I-69 is a couple of years from direct freeway access from Evansville to Indianapolis. However, Feemster points out, “if a company invested in a brand-new site today, allowing for 18 months of construction, the freeway will be close to completion by the time they open.”
Washington, IN invests in infrastructure: Jeff Quyle, President & Chief Operating Officer of Radius Indiana, observed that the opening of I-69 has helped many businesses near Washington, Indiana. “Grain Processing Corporation (GPC), a processing plant of ethanol-based alcoholic beverages just outside of Washington, is located a short drive from I-69. The freeway provides a benefit to GPC, both for receiving raw materials and for shipping finished product. The interstate also comes to the front door of Naval Support Activity Crane, a weapons production and development facility with over 5,500 employees.”
Westgate, a new technology park adjacent to Crane, is developing several new commercial business sites. “Both Westgate and Washington are taking advantage of the opportunity that I-69 offers. They are investing in a quality industrial, commercial and retail development on several hundred acres of land right off the interstate, with rail access and a shell building already under construction.” Thanks in part to infrastructure investments by Hoosier Energy, these sites will come pre-wired and power-ready. And the local electric distribution cooperative has offered zero-interest loans to assist in upgrading infrastructure.
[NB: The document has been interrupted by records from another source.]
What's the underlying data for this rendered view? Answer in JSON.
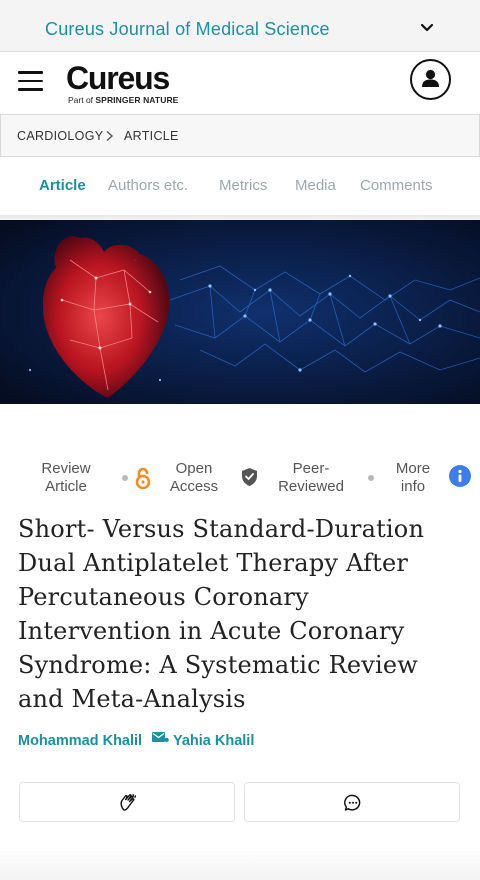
{
  "journal_bar": {
    "title": "Cureus Journal of Medical Science",
    "chevron_icon": "chevron-down-icon"
  },
  "header": {
    "menu_icon": "hamburger-icon",
    "logo_text": "Cureus",
    "logo_sub_prefix": "Part of ",
    "logo_sub_brand": "SPRINGER NATURE",
    "user_icon": "user-icon"
  },
  "breadcrumb": {
    "items": [
      "CARDIOLOGY",
      "ARTICLE"
    ],
    "separator_icon": "chevron-right-icon"
  },
  "tabs": [
    "Article",
    "Authors etc.",
    "Metrics",
    "Media",
    "Comments"
  ],
  "active_tab": "Article",
  "badges": {
    "type_line1": "Review",
    "type_line2": "Article",
    "access_line1": "Open",
    "access_line2": "Access",
    "review_line1": "Peer-",
    "review_line2": "Reviewed",
    "more_line1": "More",
    "more_line2": "info",
    "icons": [
      "open-access-icon",
      "shield-check-icon",
      "info-icon"
    ]
  },
  "article": {
    "title": "Short- Versus Standard-Duration Dual Antiplatelet Therapy After Percutaneous Coronary Intervention in Acute Coronary Syndrome: A Systematic Review and Meta-Analysis",
    "author_1": "Mohammad Khalil",
    "author_separator": " • ",
    "author_2": "Yahia Khalil"
  },
  "actions": {
    "icons": [
      "clap-icon",
      "comment-icon"
    ]
  },
  "colors": {
    "accent": "#1d8fa0",
    "open_access": "#f28c28",
    "info": "#3f7ee8",
    "text": "#222222",
    "tab_inactive": "#9aa8ad"
  }
}
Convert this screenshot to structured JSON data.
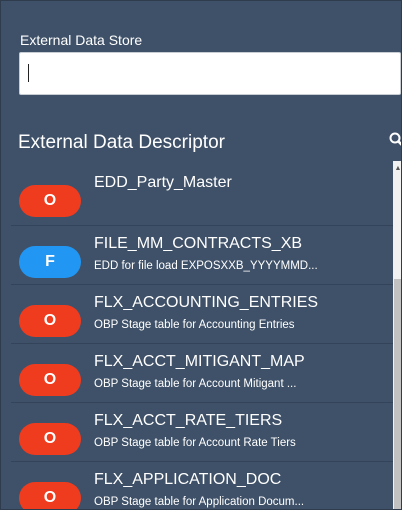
{
  "store": {
    "label": "External Data Store",
    "value": ""
  },
  "descriptor": {
    "title": "External Data Descriptor"
  },
  "items": [
    {
      "badge": "O",
      "badge_color": "#ef3b1e",
      "name": "EDD_Party_Master",
      "desc": ""
    },
    {
      "badge": "F",
      "badge_color": "#2196f3",
      "name": "FILE_MM_CONTRACTS_XB",
      "desc": "EDD for file load EXPOSXXB_YYYYMMD..."
    },
    {
      "badge": "O",
      "badge_color": "#ef3b1e",
      "name": "FLX_ACCOUNTING_ENTRIES",
      "desc": "OBP Stage table for Accounting Entries"
    },
    {
      "badge": "O",
      "badge_color": "#ef3b1e",
      "name": "FLX_ACCT_MITIGANT_MAP",
      "desc": "OBP Stage table for Account Mitigant ..."
    },
    {
      "badge": "O",
      "badge_color": "#ef3b1e",
      "name": "FLX_ACCT_RATE_TIERS",
      "desc": "OBP Stage table for Account Rate Tiers"
    },
    {
      "badge": "O",
      "badge_color": "#ef3b1e",
      "name": "FLX_APPLICATION_DOC",
      "desc": "OBP Stage table for Application Docum..."
    }
  ],
  "colors": {
    "panel_bg": "#3f5168",
    "badge_oracle": "#ef3b1e",
    "badge_file": "#2196f3"
  },
  "icons": {
    "search": "search-icon",
    "scroll_up": "scroll-up-arrow-icon"
  }
}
Bloomington plans for growth: Bloomington is the site of Indiana University’s main campus and several local medical, life sciences and technology companies that ship their goods primarily by truck. “Since I-69 opened, the local workforce has a dramatically faster and safer commute,” said Lynn Coyne, President & Chief Executive Officer of the Bloomington Economic Development Corporation. “Once Section 5 is completed, Indianapolis will have easy access to Bloomington, which will enhance the educational opportunities for students and visitors.” Coyne credits Hoosier Energy for proactively preparing shovel ready sites and for marketing those sites.
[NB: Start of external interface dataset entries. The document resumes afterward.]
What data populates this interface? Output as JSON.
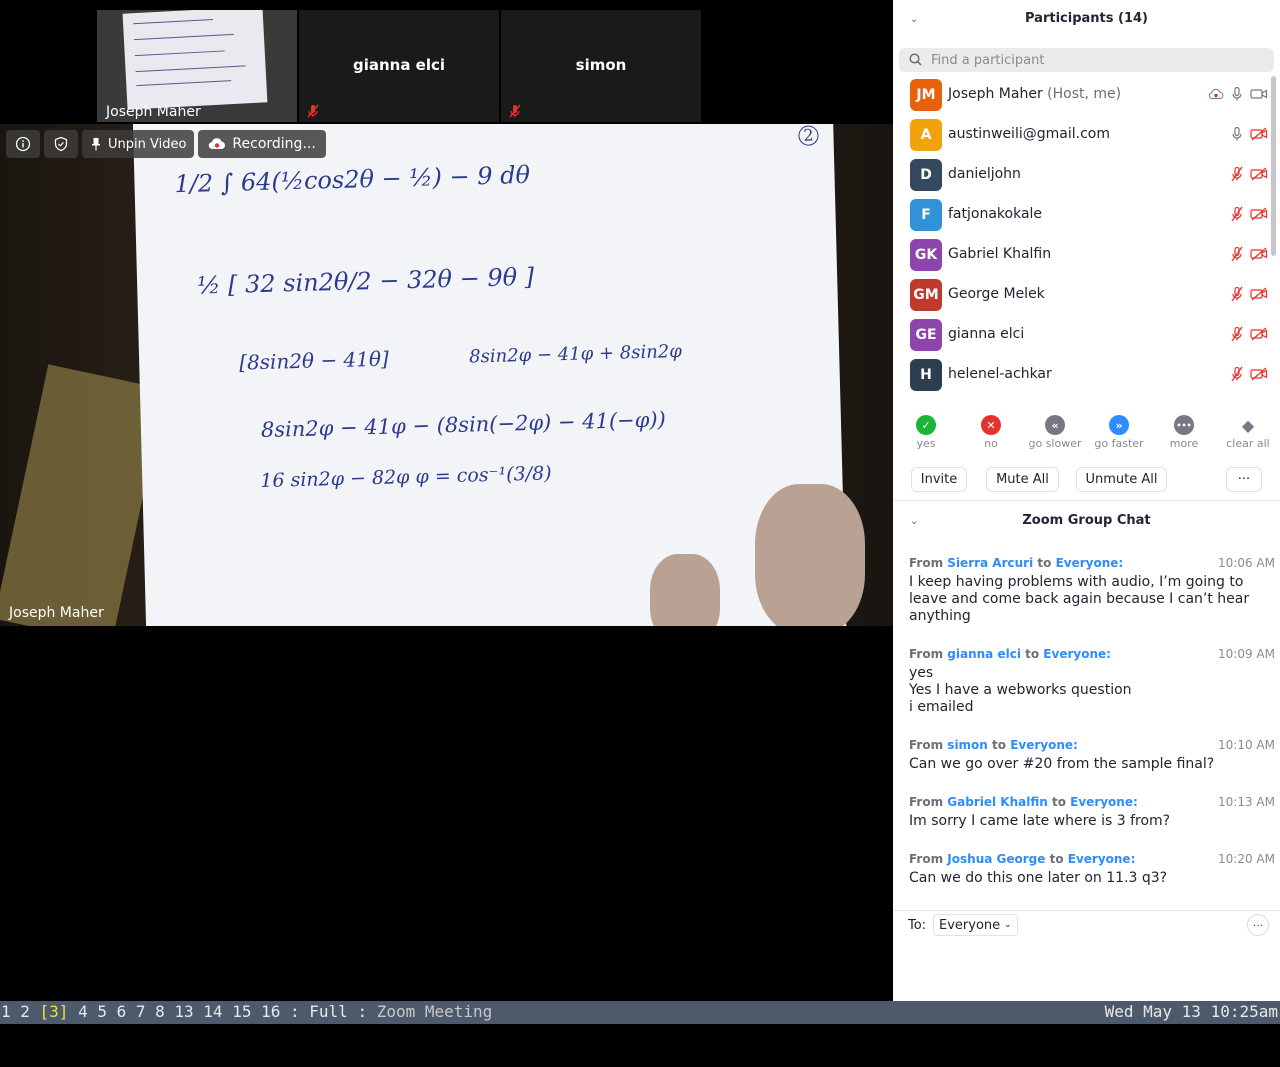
{
  "thumbnails": [
    {
      "name": "Joseph Maher",
      "muted": true
    },
    {
      "name": "gianna elci",
      "muted": true
    },
    {
      "name": "simon",
      "muted": true
    }
  ],
  "main_video": {
    "speaker_name": "Joseph Maher",
    "page_number": "2",
    "math_lines": [
      "1/2 ∫ 64(½cos2θ − ½) − 9 dθ",
      "½ [ 32 sin2θ/2 − 32θ − 9θ ]",
      "[8sin2θ − 41θ]",
      "8sin2φ − 41φ + 8sin2φ",
      "8sin2φ − 41φ − (8sin(−2φ) − 41(−φ))",
      "16 sin2φ − 82φ    φ = cos⁻¹(3/8)"
    ]
  },
  "toolbar": {
    "unpin_label": "Unpin Video",
    "recording_label": "Recording..."
  },
  "participants_panel": {
    "title": "Participants (14)",
    "search_placeholder": "Find a participant",
    "participants": [
      {
        "initials": "JM",
        "name": "Joseph Maher",
        "tag": "(Host, me)",
        "color": "#e8600a",
        "audio_muted": false,
        "video_off": false
      },
      {
        "initials": "A",
        "name": "austinweili@gmail.com",
        "tag": "",
        "color": "#f2a20c",
        "audio_muted": false,
        "video_off": true
      },
      {
        "initials": "D",
        "name": "danieljohn",
        "tag": "",
        "color": "#34495e",
        "audio_muted": true,
        "video_off": true
      },
      {
        "initials": "F",
        "name": "fatjonakokale",
        "tag": "",
        "color": "#3192d8",
        "audio_muted": true,
        "video_off": true
      },
      {
        "initials": "GK",
        "name": "Gabriel Khalfin",
        "tag": "",
        "color": "#8e44ad",
        "audio_muted": true,
        "video_off": true
      },
      {
        "initials": "GM",
        "name": "George Melek",
        "tag": "",
        "color": "#c0392b",
        "audio_muted": true,
        "video_off": true
      },
      {
        "initials": "GE",
        "name": "gianna elci",
        "tag": "",
        "color": "#8e44ad",
        "audio_muted": true,
        "video_off": true
      },
      {
        "initials": "H",
        "name": "helenel-achkar",
        "tag": "",
        "color": "#2c3e50",
        "audio_muted": true,
        "video_off": true
      }
    ],
    "reactions": [
      {
        "label": "yes",
        "symbol": "✓",
        "color": "#1bb53a"
      },
      {
        "label": "no",
        "symbol": "✕",
        "color": "#e5322d"
      },
      {
        "label": "go slower",
        "symbol": "«",
        "color": "#777785"
      },
      {
        "label": "go faster",
        "symbol": "»",
        "color": "#2d8cff"
      },
      {
        "label": "more",
        "symbol": "•••",
        "color": "#777785"
      },
      {
        "label": "clear all",
        "symbol": "◆",
        "color": "#777785"
      }
    ],
    "buttons": {
      "invite": "Invite",
      "mute_all": "Mute All",
      "unmute_all": "Unmute All",
      "more": "···"
    }
  },
  "chat": {
    "title": "Zoom Group Chat",
    "messages": [
      {
        "from_label": "From",
        "sender": "Sierra Arcuri",
        "to_label": "to",
        "recipient": "Everyone:",
        "time": "10:06 AM",
        "text": "I keep having problems with audio, I’m going to leave and come back again because I can’t hear anything"
      },
      {
        "from_label": "From",
        "sender": "gianna elci",
        "to_label": "to",
        "recipient": "Everyone:",
        "time": "10:09 AM",
        "text": "yes\nYes I have a webworks question\ni emailed"
      },
      {
        "from_label": "From",
        "sender": "simon",
        "to_label": "to",
        "recipient": "Everyone:",
        "time": "10:10 AM",
        "text": "Can we go over #20 from the sample final?"
      },
      {
        "from_label": "From",
        "sender": "Gabriel Khalfin",
        "to_label": "to",
        "recipient": "Everyone:",
        "time": "10:13 AM",
        "text": "Im sorry I came late where is 3 from?"
      },
      {
        "from_label": "From",
        "sender": "Joshua George",
        "to_label": "to",
        "recipient": "Everyone:",
        "time": "10:20 AM",
        "text": "Can we do this one later on 11.3 q3?"
      }
    ],
    "to_label": "To:",
    "to_value": "Everyone",
    "more": "···"
  },
  "status_bar": {
    "workspaces_before": "1 2 ",
    "current": "[3]",
    "workspaces_after": " 4 5 6 7 8 13 14 15 16 ",
    "separator1": ":",
    "layout": " Full ",
    "separator2": ":",
    "window_title": " Zoom Meeting",
    "datetime": "Wed May 13 10:25am"
  }
}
“It’s still early,” said Anne Bono, Executive Director of Hoosier Voices for I-69, “but the potential is clear. When I-69 is complete, trucks will drive from Indianapolis to Bloomington in 38 minutes (about half the time of the current commute).”
Petersburg Invests in the Future: Fifty million people live within a 500-mile radius around Petersburg in Pike County, including Nashville, Atlanta, St. Louis, Indianapolis and Detroit—significant markets that I-69 will bring closer. “We are developing a mega-site of 8,000 acres, starting with 340 acres about a mile from the interchange and are working to get those sites shovel ready,” said Ashley Willis, Executive Director of the Pike County Economic Development Corporation. “We’re positioning ourselves to be an attractive location for agribusiness, logistics and manufacturing industries. We’re investing to be a significant competitor in the future. Utility partners like Hoosier Energy are helping Petersburg take steps so that its available sites have water and electrical infrastructure to support the demand.”
As I-69 rolls along, Hoosier Energy and its partner rural electric cooperatives will help their business communities develop sites that best take advantage of the economic opportunities of tomorrow.